THE PROBLEM
For each line below that contains the string "Settings", copy that line.

DATASET
[Start of Attachment]

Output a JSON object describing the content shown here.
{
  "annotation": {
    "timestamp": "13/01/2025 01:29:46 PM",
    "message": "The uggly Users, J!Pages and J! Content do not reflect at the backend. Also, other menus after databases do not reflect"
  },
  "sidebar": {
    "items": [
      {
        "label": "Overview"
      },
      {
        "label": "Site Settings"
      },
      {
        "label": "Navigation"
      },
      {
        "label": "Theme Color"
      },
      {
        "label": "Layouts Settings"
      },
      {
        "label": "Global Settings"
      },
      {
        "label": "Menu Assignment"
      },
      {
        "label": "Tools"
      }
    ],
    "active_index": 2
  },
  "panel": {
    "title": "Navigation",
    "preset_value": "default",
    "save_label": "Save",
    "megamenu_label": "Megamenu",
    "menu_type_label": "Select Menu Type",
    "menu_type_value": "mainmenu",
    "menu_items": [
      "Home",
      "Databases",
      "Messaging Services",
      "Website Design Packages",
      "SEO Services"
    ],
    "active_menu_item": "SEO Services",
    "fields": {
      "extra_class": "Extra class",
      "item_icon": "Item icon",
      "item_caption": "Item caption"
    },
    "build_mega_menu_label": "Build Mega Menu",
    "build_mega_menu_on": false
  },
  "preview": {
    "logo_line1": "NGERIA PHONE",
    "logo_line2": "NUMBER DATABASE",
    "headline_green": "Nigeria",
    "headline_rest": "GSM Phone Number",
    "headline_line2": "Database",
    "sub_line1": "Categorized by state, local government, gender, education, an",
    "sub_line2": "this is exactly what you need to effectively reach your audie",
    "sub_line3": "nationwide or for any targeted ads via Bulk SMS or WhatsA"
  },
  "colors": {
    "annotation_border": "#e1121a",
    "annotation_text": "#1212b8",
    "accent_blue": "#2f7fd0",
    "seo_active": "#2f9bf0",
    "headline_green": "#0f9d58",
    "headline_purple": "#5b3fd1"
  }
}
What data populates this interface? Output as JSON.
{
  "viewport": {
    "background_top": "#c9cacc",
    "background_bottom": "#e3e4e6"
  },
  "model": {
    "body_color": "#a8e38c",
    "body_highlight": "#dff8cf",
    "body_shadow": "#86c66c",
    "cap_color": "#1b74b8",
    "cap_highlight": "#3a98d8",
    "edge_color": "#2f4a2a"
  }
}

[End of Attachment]

WRITTEN SOLUTION
        "label": "Site Settings"
        "label": "Layouts Settings"
        "label": "Global Settings"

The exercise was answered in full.